(Supplied data Opens)

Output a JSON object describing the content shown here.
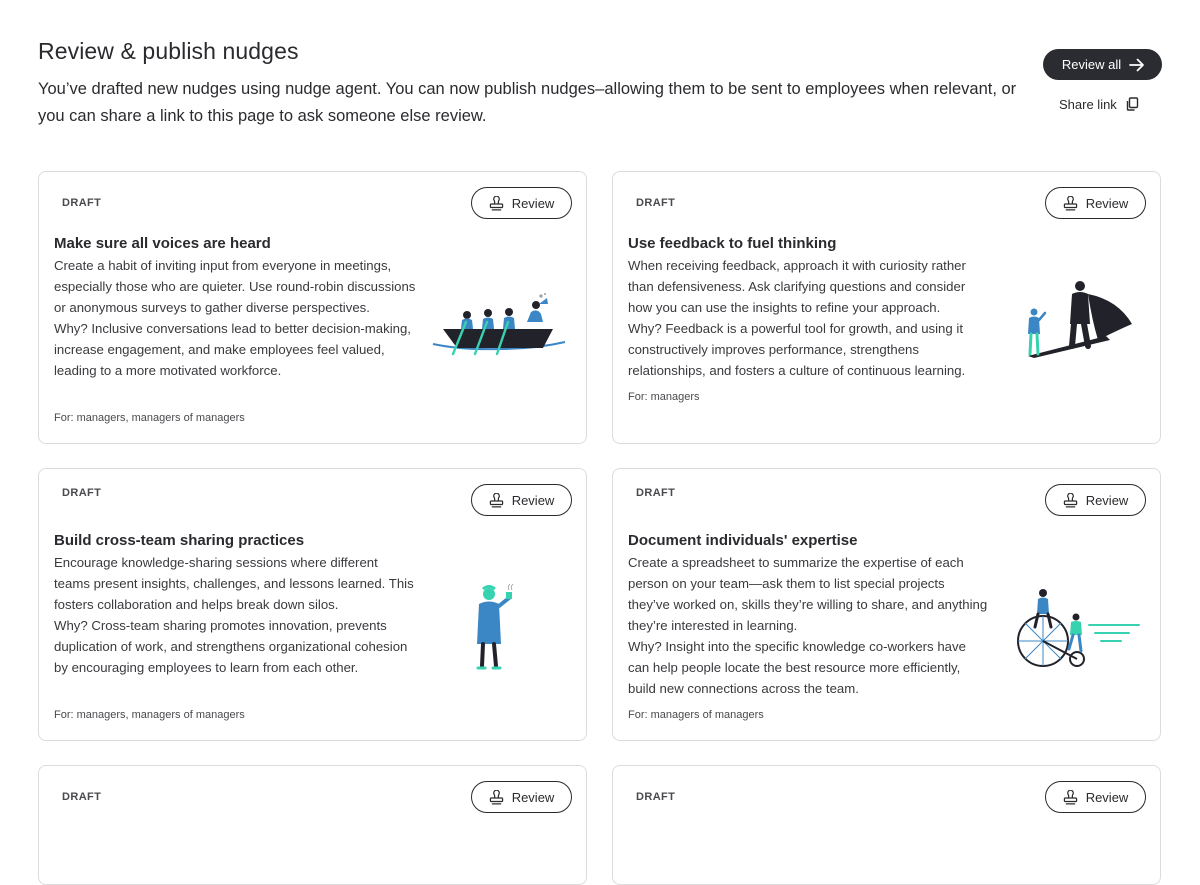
{
  "header": {
    "title": "Review & publish nudges",
    "description": "You’ve drafted new nudges using nudge agent. You can now publish nudges–allowing them to be sent to employees when relevant, or you can share a link to this page to ask someone else review.",
    "review_all_label": "Review all",
    "share_link_label": "Share link"
  },
  "colors": {
    "dark_button": "#2b2c31",
    "accent_teal": "#37d3b0",
    "accent_blue": "#3b86c4"
  },
  "cards": [
    {
      "status": "DRAFT",
      "review_label": "Review",
      "title": "Make sure all voices are heard",
      "body": "Create a habit of inviting input from everyone in meetings, especially those who are quieter. Use round-robin discussions or anonymous surveys to gather diverse perspectives.",
      "why": "Why? Inclusive conversations lead to better decision-making, increase engagement, and make employees feel valued, leading to a more motivated workforce.",
      "for": "For: managers, managers of managers",
      "illustration": "rowing-boat-team-illustration"
    },
    {
      "status": "DRAFT",
      "review_label": "Review",
      "title": "Use feedback to fuel thinking",
      "body": "When receiving feedback, approach it with curiosity rather than defensiveness. Ask clarifying questions and consider how you can use the insights to refine your approach.",
      "why": "Why? Feedback is a powerful tool for growth, and using it constructively improves performance, strengthens relationships, and fosters a culture of continuous learning.",
      "for": "For: managers",
      "illustration": "hero-shadow-illustration"
    },
    {
      "status": "DRAFT",
      "review_label": "Review",
      "title": "Build cross-team sharing practices",
      "body": "Encourage knowledge-sharing sessions where different teams present insights, challenges, and lessons learned. This fosters collaboration and helps break down silos.",
      "why": "Why? Cross-team sharing promotes innovation, prevents duplication of work, and strengthens organizational cohesion by encouraging employees to learn from each other.",
      "for": "For: managers, managers of managers",
      "illustration": "person-with-coffee-illustration"
    },
    {
      "status": "DRAFT",
      "review_label": "Review",
      "title": "Document individuals' expertise",
      "body": "Create a spreadsheet to summarize the expertise of each person on your team—ask them to list special projects they’ve worked on, skills they’re willing to share, and anything they’re interested in learning.",
      "why": "Why? Insight into the specific knowledge co-workers have can help people locate the best resource more efficiently, build new connections across the team.",
      "for": "For: managers of managers",
      "illustration": "penny-farthing-riders-illustration"
    },
    {
      "status": "DRAFT",
      "review_label": "Review"
    },
    {
      "status": "DRAFT",
      "review_label": "Review"
    }
  ],
  "icons": {
    "arrow": "arrow-right-icon",
    "copy": "copy-icon",
    "review": "stamp-icon"
  }
}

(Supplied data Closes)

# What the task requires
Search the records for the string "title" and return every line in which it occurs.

# Task output
    "title": "Review & publish nudges",
      "title": "Make sure all voices are heard",
      "title": "Use feedback to fuel thinking",
      "title": "Build cross-team sharing practices",
      "title": "Document individuals' expertise",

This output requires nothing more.